**Exercise goal:** Return every line below in which "text" appears.

**Material provided:**
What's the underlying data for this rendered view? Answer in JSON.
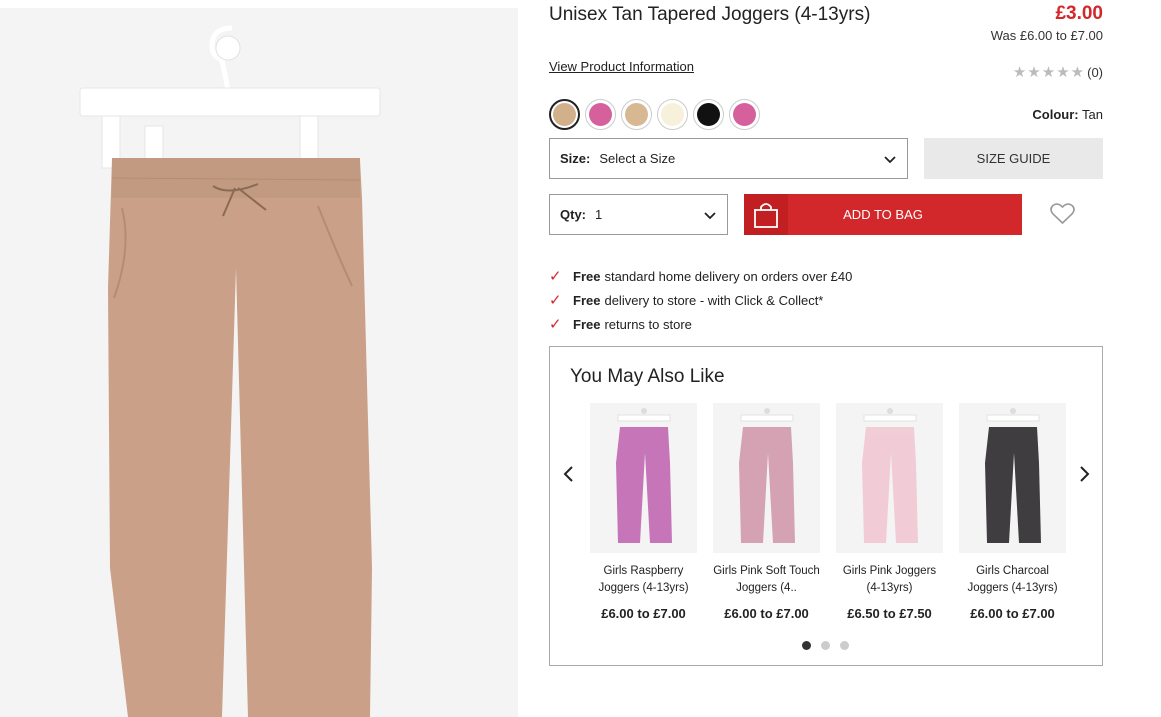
{
  "product": {
    "title": "Unisex Tan Tapered Joggers (4-13yrs)",
    "price": "£3.00",
    "was_price": "Was £6.00 to £7.00",
    "view_info_link": "View Product Information",
    "rating_count": "(0)",
    "colour_label": "Colour:",
    "colour_value": "Tan",
    "image_colour": "#caa088"
  },
  "swatches": [
    {
      "name": "tan",
      "color": "#d2b08c",
      "selected": true
    },
    {
      "name": "pink",
      "color": "#d6609c",
      "selected": false
    },
    {
      "name": "beige",
      "color": "#d8b893",
      "selected": false
    },
    {
      "name": "cream",
      "color": "#f7f1dc",
      "selected": false
    },
    {
      "name": "black",
      "color": "#111111",
      "selected": false
    },
    {
      "name": "pink-2",
      "color": "#d6609c",
      "selected": false
    }
  ],
  "size": {
    "label": "Size:",
    "value": "Select a Size"
  },
  "size_guide_label": "SIZE GUIDE",
  "qty": {
    "label": "Qty:",
    "value": "1"
  },
  "add_to_bag_label": "ADD TO BAG",
  "perks": [
    {
      "bold": "Free",
      "text": "standard home delivery on orders over £40"
    },
    {
      "bold": "Free",
      "text": "delivery to store - with Click & Collect*"
    },
    {
      "bold": "Free",
      "text": "returns to store"
    }
  ],
  "recommendations": {
    "heading": "You May Also Like",
    "items": [
      {
        "name": "Girls Raspberry Joggers (4-13yrs)",
        "price": "£6.00 to £7.00",
        "color": "#c676b8"
      },
      {
        "name": "Girls Pink Soft Touch Joggers (4..",
        "price": "£6.00 to £7.00",
        "color": "#d4a2b2"
      },
      {
        "name": "Girls Pink Joggers (4-13yrs)",
        "price": "£6.50 to £7.50",
        "color": "#f1ccd6"
      },
      {
        "name": "Girls Charcoal Joggers (4-13yrs)",
        "price": "£6.00 to £7.00",
        "color": "#3f3d3f"
      }
    ]
  },
  "colors": {
    "accent_red": "#d3282b"
  }
}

**Result of the exercise:**
      "text": "standard home delivery on orders over £40"
      "text": "delivery to store - with Click & Collect*"
      "text": "returns to store"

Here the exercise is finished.